Directions for this task: Your reply should contain every record, restated word for word.

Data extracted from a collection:
---------------

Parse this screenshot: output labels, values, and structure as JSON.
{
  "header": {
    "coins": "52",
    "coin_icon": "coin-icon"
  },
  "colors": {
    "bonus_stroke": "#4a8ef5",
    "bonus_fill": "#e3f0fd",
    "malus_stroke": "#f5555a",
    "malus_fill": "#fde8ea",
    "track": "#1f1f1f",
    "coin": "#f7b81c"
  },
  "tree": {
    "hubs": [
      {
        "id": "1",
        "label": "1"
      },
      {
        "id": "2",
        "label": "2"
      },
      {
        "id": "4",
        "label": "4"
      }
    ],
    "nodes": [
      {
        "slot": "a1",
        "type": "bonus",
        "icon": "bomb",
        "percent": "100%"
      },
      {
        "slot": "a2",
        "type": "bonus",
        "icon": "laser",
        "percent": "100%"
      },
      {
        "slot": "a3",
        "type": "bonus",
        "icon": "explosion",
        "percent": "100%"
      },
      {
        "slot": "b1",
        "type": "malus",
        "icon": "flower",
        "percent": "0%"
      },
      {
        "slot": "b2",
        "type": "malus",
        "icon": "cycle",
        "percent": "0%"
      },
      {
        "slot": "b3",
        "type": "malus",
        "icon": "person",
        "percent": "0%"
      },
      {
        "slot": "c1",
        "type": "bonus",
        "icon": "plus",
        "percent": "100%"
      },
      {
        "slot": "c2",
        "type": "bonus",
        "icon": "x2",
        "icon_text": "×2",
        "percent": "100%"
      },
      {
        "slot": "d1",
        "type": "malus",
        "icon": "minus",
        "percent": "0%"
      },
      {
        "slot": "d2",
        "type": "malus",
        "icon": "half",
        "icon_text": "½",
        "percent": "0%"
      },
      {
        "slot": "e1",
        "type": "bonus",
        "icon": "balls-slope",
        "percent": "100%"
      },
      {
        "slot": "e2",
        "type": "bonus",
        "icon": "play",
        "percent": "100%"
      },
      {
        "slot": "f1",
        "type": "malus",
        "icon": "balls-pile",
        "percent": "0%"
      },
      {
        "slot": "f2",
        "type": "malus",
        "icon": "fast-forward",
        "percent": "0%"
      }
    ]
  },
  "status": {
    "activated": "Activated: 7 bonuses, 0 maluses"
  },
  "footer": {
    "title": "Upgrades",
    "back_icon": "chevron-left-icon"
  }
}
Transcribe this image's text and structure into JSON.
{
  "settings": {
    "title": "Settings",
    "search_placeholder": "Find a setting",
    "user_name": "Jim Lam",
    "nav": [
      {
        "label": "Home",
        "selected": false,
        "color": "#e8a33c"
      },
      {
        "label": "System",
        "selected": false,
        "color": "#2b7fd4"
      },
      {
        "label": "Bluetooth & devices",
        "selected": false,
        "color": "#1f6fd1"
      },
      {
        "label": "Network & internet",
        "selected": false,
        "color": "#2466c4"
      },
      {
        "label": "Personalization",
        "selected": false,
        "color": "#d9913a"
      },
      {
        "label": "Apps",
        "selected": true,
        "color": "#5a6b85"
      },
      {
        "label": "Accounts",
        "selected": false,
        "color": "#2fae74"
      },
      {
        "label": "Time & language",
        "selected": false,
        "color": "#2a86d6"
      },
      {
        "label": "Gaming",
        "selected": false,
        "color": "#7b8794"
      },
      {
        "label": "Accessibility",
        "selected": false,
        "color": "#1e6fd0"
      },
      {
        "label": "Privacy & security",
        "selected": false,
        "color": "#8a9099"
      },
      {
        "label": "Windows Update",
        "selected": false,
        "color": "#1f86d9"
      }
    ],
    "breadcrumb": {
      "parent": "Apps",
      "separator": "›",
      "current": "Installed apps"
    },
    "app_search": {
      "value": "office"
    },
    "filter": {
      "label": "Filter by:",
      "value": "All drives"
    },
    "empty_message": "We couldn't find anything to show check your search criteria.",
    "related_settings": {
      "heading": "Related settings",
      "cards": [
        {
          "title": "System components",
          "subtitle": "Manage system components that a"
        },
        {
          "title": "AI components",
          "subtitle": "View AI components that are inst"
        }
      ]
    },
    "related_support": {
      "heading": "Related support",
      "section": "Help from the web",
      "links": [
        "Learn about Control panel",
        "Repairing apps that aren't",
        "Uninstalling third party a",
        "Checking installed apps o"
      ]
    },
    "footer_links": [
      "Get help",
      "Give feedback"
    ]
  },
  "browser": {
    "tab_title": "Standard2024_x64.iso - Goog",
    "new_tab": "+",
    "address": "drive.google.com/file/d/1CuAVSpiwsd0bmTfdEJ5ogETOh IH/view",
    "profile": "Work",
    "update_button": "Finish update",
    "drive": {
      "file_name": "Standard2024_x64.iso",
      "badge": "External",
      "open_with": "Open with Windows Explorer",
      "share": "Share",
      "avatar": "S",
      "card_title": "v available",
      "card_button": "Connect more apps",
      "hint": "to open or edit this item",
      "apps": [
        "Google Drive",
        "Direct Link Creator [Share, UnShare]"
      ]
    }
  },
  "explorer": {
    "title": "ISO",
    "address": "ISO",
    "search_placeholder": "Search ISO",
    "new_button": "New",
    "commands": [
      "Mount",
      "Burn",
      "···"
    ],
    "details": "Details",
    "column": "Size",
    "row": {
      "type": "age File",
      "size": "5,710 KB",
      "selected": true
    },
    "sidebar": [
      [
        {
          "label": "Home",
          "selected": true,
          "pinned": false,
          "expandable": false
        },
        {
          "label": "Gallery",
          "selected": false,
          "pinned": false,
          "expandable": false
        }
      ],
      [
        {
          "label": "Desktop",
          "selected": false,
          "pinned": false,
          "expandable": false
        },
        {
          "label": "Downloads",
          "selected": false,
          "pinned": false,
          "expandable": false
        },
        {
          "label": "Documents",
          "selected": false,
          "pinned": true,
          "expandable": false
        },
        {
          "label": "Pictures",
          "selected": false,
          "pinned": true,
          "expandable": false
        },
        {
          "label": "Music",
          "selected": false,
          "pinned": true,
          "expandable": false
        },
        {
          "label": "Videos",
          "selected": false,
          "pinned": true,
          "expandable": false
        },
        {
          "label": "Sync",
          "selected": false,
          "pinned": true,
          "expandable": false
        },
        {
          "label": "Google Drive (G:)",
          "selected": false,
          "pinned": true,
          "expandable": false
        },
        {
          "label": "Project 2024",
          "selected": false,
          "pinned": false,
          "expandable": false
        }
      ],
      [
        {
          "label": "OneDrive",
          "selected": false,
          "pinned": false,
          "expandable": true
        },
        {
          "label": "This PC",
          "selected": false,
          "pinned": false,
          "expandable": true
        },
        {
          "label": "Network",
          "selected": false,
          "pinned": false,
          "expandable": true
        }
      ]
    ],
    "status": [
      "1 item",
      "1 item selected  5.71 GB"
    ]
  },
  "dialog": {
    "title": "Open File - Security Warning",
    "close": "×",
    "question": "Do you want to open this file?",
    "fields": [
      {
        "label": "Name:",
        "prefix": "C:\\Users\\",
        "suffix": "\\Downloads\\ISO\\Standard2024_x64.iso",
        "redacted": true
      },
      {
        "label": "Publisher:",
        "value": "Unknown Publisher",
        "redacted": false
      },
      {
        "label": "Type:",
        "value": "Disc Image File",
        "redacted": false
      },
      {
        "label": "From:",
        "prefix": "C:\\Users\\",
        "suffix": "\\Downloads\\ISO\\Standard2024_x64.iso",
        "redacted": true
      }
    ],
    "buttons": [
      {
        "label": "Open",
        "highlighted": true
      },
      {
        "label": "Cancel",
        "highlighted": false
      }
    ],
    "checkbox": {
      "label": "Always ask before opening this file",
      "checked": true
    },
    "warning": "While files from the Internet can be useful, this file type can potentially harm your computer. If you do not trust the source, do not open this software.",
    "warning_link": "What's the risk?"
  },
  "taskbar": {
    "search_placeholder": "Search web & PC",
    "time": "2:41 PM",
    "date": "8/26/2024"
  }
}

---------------

Completed task:
Parse this screenshot: output labels, values, and structure as JSON.
{
  "header": {
    "coins": "52",
    "coin_icon": "coin-icon"
  },
  "colors": {
    "bonus_stroke": "#4a8ef5",
    "bonus_fill": "#e3f0fd",
    "malus_stroke": "#f5555a",
    "malus_fill": "#fde8ea",
    "track": "#1f1f1f",
    "coin": "#f7b81c"
  },
  "tree": {
    "hubs": [
      {
        "id": "1",
        "label": "1"
      },
      {
        "id": "2",
        "label": "2"
      },
      {
        "id": "4",
        "label": "4"
      }
    ],
    "nodes": [
      {
        "slot": "a1",
        "type": "bonus",
        "icon": "bomb",
        "percent": "100%"
      },
      {
        "slot": "a2",
        "type": "bonus",
        "icon": "laser",
        "percent": "100%"
      },
      {
        "slot": "a3",
        "type": "bonus",
        "icon": "explosion",
        "percent": "100%"
      },
      {
        "slot": "b1",
        "type": "malus",
        "icon": "flower",
        "percent": "0%"
      },
      {
        "slot": "b2",
        "type": "malus",
        "icon": "cycle",
        "percent": "0%"
      },
      {
        "slot": "b3",
        "type": "malus",
        "icon": "person",
        "percent": "0%"
      },
      {
        "slot": "c1",
        "type": "bonus",
        "icon": "plus",
        "percent": "100%"
      },
      {
        "slot": "c2",
        "type": "bonus",
        "icon": "x2",
        "icon_text": "×2",
        "percent": "100%"
      },
      {
        "slot": "d1",
        "type": "malus",
        "icon": "minus",
        "percent": "0%"
      },
      {
        "slot": "d2",
        "type": "malus",
        "icon": "half",
        "icon_text": "½",
        "percent": "0%"
      },
      {
        "slot": "e1",
        "type": "bonus",
        "icon": "balls-slope",
        "percent": "100%"
      },
      {
        "slot": "e2",
        "type": "bonus",
        "icon": "play",
        "percent": "100%"
      },
      {
        "slot": "f1",
        "type": "malus",
        "icon": "balls-pile",
        "percent": "0%"
      },
      {
        "slot": "f2",
        "type": "malus",
        "icon": "fast-forward",
        "percent": "0%"
      }
    ]
  },
  "status": {
    "activated": "Activated: 7 bonuses, 0 maluses"
  },
  "footer": {
    "title": "Upgrades",
    "back_icon": "chevron-left-icon"
  }
}
Transcribe this image's text and structure into JSON.
{
  "settings": {
    "title": "Settings",
    "search_placeholder": "Find a setting",
    "user_name": "Jim Lam",
    "nav": [
      {
        "label": "Home",
        "selected": false,
        "color": "#e8a33c"
      },
      {
        "label": "System",
        "selected": false,
        "color": "#2b7fd4"
      },
      {
        "label": "Bluetooth & devices",
        "selected": false,
        "color": "#1f6fd1"
      },
      {
        "label": "Network & internet",
        "selected": false,
        "color": "#2466c4"
      },
      {
        "label": "Personalization",
        "selected": false,
        "color": "#d9913a"
      },
      {
        "label": "Apps",
        "selected": true,
        "color": "#5a6b85"
      },
      {
        "label": "Accounts",
        "selected": false,
        "color": "#2fae74"
      },
      {
        "label": "Time & language",
        "selected": false,
        "color": "#2a86d6"
      },
      {
        "label": "Gaming",
        "selected": false,
        "color": "#7b8794"
      },
      {
        "label": "Accessibility",
        "selected": false,
        "color": "#1e6fd0"
      },
      {
        "label": "Privacy & security",
        "selected": false,
        "color": "#8a9099"
      },
      {
        "label": "Windows Update",
        "selected": false,
        "color": "#1f86d9"
      }
    ],
    "breadcrumb": {
      "parent": "Apps",
      "separator": "›",
      "current": "Installed apps"
    },
    "app_search": {
      "value": "office"
    },
    "filter": {
      "label": "Filter by:",
      "value": "All drives"
    },
    "empty_message": "We couldn't find anything to show check your search criteria.",
    "related_settings": {
      "heading": "Related settings",
      "cards": [
        {
          "title": "System components",
          "subtitle": "Manage system components that a"
        },
        {
          "title": "AI components",
          "subtitle": "View AI components that are inst"
        }
      ]
    },
    "related_support": {
      "heading": "Related support",
      "section": "Help from the web",
      "links": [
        "Learn about Control panel",
        "Repairing apps that aren't",
        "Uninstalling third party a",
        "Checking installed apps o"
      ]
    },
    "footer_links": [
      "Get help",
      "Give feedback"
    ]
  },
  "browser": {
    "tab_title": "Standard2024_x64.iso - Goog",
    "new_tab": "+",
    "address": "drive.google.com/file/d/1CuAVSpiwsd0bmTfdEJ5ogETOh IH/view",
    "profile": "Work",
    "update_button": "Finish update",
    "drive": {
      "file_name": "Standard2024_x64.iso",
      "badge": "External",
      "open_with": "Open with Windows Explorer",
      "share": "Share",
      "avatar": "S",
      "card_title": "v available",
      "card_button": "Connect more apps",
      "hint": "to open or edit this item",
      "apps": [
        "Google Drive",
        "Direct Link Creator [Share, UnShare]"
      ]
    }
  },
  "explorer": {
    "title": "ISO",
    "address": "ISO",
    "search_placeholder": "Search ISO",
    "new_button": "New",
    "commands": [
      "Mount",
      "Burn",
      "···"
    ],
    "details": "Details",
    "column": "Size",
    "row": {
      "type": "age File",
      "size": "5,710 KB",
      "selected": true
    },
    "sidebar": [
      [
        {
          "label": "Home",
          "selected": true,
          "pinned": false,
          "expandable": false
        },
        {
          "label": "Gallery",
          "selected": false,
          "pinned": false,
          "expandable": false
        }
      ],
      [
        {
          "label": "Desktop",
          "selected": false,
          "pinned": false,
          "expandable": false
        },
        {
          "label": "Downloads",
          "selected": false,
          "pinned": false,
          "expandable": false
        },
        {
          "label": "Documents",
          "selected": false,
          "pinned": true,
          "expandable": false
        },
        {
          "label": "Pictures",
          "selected": false,
          "pinned": true,
          "expandable": false
        },
        {
          "label": "Music",
          "selected": false,
          "pinned": true,
          "expandable": false
        },
        {
          "label": "Videos",
          "selected": false,
          "pinned": true,
          "expandable": false
        },
        {
          "label": "Sync",
          "selected": false,
          "pinned": true,
          "expandable": false
        },
        {
          "label": "Google Drive (G:)",
          "selected": false,
          "pinned": true,
          "expandable": false
        },
        {
          "label": "Project 2024",
          "selected": false,
          "pinned": false,
          "expandable": false
        }
      ],
      [
        {
          "label": "OneDrive",
          "selected": false,
          "pinned": false,
          "expandable": true
        },
        {
          "label": "This PC",
          "selected": false,
          "pinned": false,
          "expandable": true
        },
        {
          "label": "Network",
          "selected": false,
          "pinned": false,
          "expandable": true
        }
      ]
    ],
    "status": [
      "1 item",
      "1 item selected  5.71 GB"
    ]
  },
  "dialog": {
    "title": "Open File - Security Warning",
    "close": "×",
    "question": "Do you want to open this file?",
    "fields": [
      {
        "label": "Name:",
        "prefix": "C:\\Users\\",
        "suffix": "\\Downloads\\ISO\\Standard2024_x64.iso",
        "redacted": true
      },
      {
        "label": "Publisher:",
        "value": "Unknown Publisher",
        "redacted": false
      },
      {
        "label": "Type:",
        "value": "Disc Image File",
        "redacted": false
      },
      {
        "label": "From:",
        "prefix": "C:\\Users\\",
        "suffix": "\\Downloads\\ISO\\Standard2024_x64.iso",
        "redacted": true
      }
    ],
    "buttons": [
      {
        "label": "Open",
        "highlighted": true
      },
      {
        "label": "Cancel",
        "highlighted": false
      }
    ],
    "checkbox": {
      "label": "Always ask before opening this file",
      "checked": true
    },
    "warning": "While files from the Internet can be useful, this file type can potentially harm your computer. If you do not trust the source, do not open this software.",
    "warning_link": "What's the risk?"
  },
  "taskbar": {
    "search_placeholder": "Search web & PC",
    "time": "2:41 PM",
    "date": "8/26/2024"
  }
}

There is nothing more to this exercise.